Records provided:
- Opening Delimiter -

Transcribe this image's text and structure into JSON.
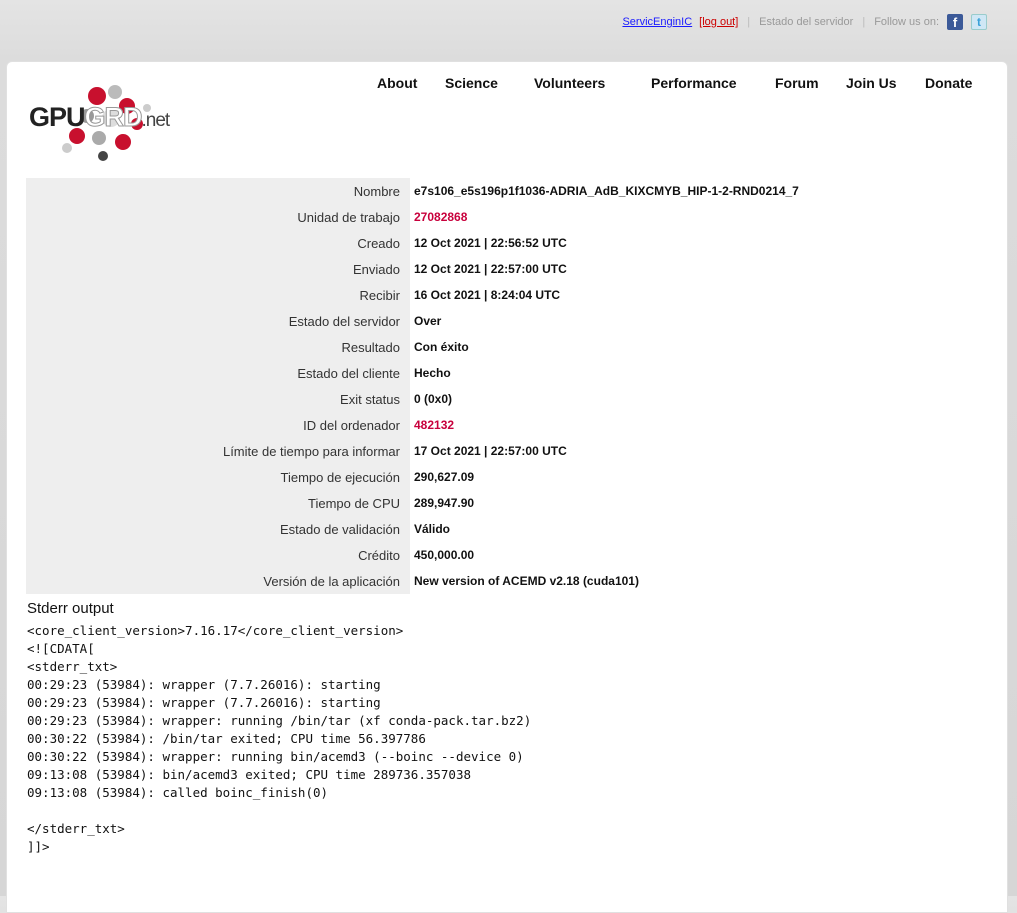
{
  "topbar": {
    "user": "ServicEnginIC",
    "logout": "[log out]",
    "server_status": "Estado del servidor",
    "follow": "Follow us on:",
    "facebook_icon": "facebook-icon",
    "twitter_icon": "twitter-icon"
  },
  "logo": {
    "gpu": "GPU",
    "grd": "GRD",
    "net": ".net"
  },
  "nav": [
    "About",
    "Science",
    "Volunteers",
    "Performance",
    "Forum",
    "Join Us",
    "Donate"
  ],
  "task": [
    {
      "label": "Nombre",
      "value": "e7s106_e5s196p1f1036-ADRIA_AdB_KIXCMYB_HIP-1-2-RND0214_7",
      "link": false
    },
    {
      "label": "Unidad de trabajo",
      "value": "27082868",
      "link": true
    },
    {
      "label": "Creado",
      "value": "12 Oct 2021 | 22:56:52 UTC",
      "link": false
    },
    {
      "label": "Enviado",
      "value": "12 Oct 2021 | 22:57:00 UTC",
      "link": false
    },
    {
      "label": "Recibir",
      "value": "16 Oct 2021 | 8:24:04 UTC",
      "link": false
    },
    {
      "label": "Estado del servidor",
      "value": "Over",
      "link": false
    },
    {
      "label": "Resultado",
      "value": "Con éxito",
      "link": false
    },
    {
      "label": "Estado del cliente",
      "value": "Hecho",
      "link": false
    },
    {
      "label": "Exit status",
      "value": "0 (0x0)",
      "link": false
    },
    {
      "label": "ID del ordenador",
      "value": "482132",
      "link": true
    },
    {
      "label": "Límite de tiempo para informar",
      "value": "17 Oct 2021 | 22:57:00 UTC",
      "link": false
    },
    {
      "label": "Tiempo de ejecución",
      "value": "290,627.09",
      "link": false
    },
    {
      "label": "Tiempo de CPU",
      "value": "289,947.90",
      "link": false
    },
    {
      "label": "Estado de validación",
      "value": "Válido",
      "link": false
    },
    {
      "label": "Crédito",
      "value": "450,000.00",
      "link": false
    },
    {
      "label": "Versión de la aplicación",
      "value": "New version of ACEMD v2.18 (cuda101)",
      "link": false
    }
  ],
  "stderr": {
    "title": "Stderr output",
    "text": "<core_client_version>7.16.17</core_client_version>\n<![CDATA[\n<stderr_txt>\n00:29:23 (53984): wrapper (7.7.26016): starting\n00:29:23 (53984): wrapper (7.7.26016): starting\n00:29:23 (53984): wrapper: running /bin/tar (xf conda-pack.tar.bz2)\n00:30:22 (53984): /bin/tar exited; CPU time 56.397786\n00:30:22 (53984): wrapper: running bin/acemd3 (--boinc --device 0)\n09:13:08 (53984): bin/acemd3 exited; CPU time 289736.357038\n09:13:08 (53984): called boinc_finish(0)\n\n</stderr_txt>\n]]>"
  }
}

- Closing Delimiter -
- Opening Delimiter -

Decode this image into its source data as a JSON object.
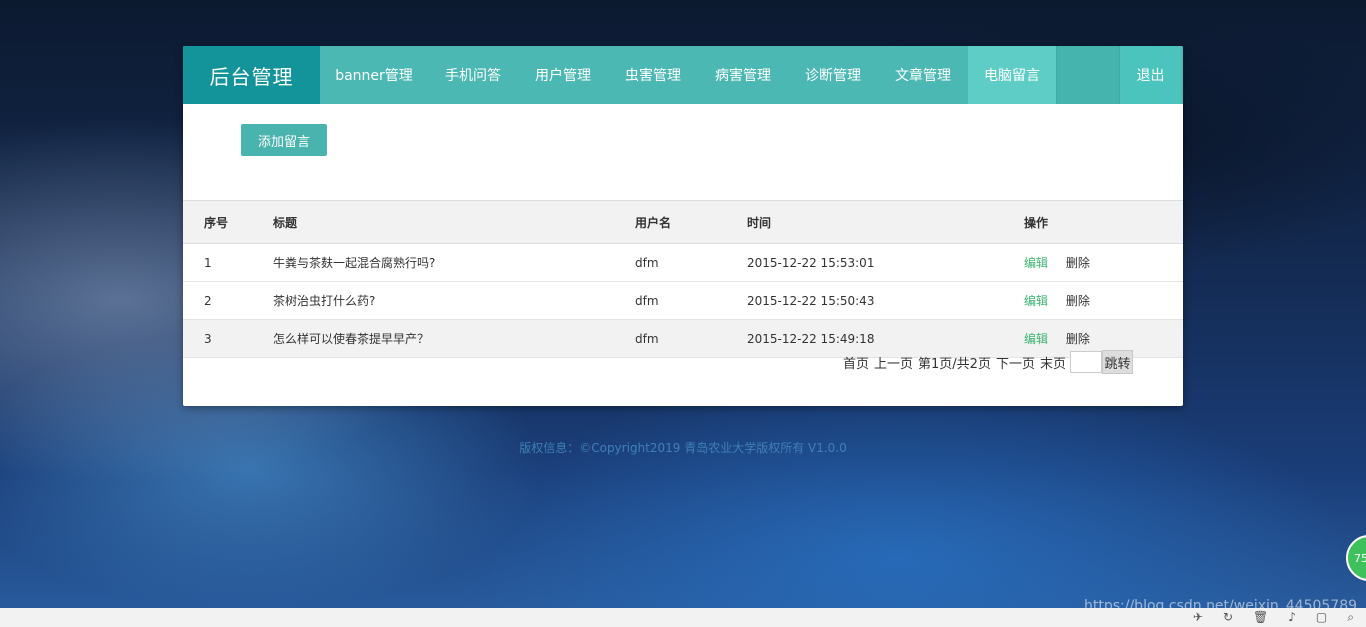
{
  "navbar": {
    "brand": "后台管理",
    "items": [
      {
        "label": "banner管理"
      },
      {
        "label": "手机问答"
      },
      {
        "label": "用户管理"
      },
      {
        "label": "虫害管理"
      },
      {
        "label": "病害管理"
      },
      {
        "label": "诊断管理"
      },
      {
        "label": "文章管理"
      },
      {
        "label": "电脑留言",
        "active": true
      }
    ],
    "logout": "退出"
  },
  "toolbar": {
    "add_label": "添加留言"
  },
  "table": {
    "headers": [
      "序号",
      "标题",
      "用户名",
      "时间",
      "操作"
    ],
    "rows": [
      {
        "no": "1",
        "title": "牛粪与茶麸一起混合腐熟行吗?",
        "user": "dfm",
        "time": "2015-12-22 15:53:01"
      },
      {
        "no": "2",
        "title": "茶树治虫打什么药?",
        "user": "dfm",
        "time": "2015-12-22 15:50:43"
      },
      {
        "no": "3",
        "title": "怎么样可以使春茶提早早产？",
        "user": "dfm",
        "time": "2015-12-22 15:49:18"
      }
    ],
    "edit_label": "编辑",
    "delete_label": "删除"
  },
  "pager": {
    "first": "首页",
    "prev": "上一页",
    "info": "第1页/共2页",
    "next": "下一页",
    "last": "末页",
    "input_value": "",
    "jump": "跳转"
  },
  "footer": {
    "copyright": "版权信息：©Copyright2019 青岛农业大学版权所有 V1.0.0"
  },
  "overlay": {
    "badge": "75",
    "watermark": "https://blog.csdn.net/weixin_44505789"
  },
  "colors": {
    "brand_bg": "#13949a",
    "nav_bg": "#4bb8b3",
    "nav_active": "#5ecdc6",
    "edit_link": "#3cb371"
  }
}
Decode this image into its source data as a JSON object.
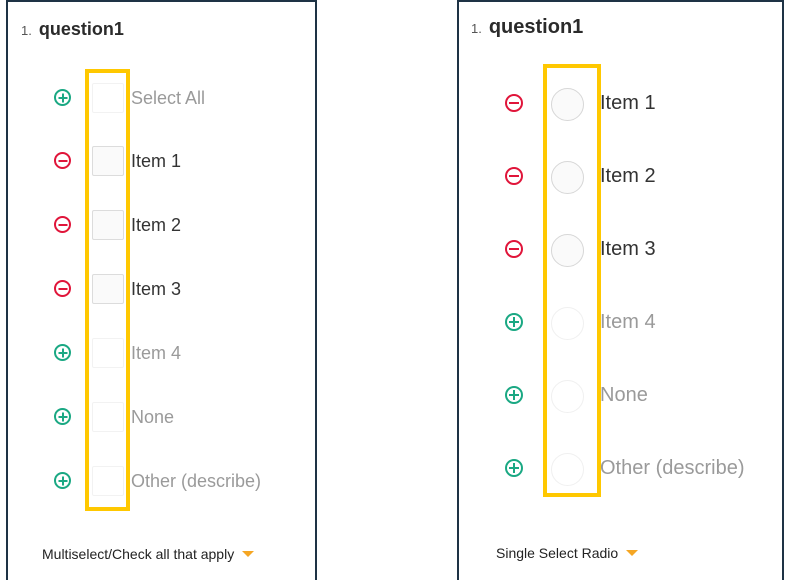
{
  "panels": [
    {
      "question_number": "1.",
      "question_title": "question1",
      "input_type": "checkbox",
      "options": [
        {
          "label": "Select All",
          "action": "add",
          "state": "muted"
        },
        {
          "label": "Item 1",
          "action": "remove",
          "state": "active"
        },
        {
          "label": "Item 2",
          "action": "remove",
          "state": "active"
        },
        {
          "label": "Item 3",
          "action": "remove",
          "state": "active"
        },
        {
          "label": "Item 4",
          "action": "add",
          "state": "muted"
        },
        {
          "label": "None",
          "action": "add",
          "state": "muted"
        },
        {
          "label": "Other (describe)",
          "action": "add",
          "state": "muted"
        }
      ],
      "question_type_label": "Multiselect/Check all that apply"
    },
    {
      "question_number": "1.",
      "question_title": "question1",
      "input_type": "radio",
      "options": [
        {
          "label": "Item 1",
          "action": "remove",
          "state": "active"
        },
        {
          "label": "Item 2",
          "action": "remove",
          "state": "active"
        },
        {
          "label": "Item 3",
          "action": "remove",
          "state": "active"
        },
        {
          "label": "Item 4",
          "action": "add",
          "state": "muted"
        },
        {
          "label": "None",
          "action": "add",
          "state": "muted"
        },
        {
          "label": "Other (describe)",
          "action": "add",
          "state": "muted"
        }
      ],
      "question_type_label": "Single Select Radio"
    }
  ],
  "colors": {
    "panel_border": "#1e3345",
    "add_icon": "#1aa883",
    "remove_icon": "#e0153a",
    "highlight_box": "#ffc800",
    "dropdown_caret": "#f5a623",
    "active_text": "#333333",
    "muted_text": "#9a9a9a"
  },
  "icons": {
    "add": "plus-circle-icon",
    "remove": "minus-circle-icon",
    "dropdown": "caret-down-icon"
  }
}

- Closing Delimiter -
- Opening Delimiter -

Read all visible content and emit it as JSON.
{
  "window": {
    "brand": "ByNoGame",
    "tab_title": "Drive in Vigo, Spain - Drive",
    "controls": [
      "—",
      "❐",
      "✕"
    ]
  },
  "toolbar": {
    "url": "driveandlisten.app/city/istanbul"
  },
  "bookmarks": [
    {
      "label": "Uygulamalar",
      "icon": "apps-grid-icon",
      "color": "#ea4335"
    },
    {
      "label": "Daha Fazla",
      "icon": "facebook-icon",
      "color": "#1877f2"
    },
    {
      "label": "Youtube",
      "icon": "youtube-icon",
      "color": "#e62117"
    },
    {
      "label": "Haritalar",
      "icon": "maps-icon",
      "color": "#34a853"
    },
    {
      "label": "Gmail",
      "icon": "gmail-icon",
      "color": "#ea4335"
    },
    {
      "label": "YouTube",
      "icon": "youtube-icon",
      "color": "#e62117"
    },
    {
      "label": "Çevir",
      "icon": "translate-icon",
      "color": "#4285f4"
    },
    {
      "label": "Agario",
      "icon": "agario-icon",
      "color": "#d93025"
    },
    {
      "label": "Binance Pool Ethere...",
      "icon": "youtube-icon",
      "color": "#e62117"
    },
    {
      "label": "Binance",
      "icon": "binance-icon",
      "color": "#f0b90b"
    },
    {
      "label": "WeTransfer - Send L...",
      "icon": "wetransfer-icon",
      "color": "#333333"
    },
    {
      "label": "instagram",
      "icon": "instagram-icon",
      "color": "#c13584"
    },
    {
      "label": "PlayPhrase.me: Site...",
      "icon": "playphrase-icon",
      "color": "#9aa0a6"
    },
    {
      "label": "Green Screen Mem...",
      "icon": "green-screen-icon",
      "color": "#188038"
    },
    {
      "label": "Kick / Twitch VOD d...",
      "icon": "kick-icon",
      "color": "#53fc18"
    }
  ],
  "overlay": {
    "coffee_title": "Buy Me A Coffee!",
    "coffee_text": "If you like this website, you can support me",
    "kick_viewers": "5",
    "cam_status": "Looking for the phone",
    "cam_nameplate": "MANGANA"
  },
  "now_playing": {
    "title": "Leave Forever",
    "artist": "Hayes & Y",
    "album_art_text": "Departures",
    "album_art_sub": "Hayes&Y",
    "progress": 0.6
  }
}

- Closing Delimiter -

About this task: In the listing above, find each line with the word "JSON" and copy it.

Your solution:
Transcribe this image's text and structure into JSON.
Decode this image into its source data as a JSON object.
Decode this image into its source data as a JSON object.
Read all visible content and emit it as JSON.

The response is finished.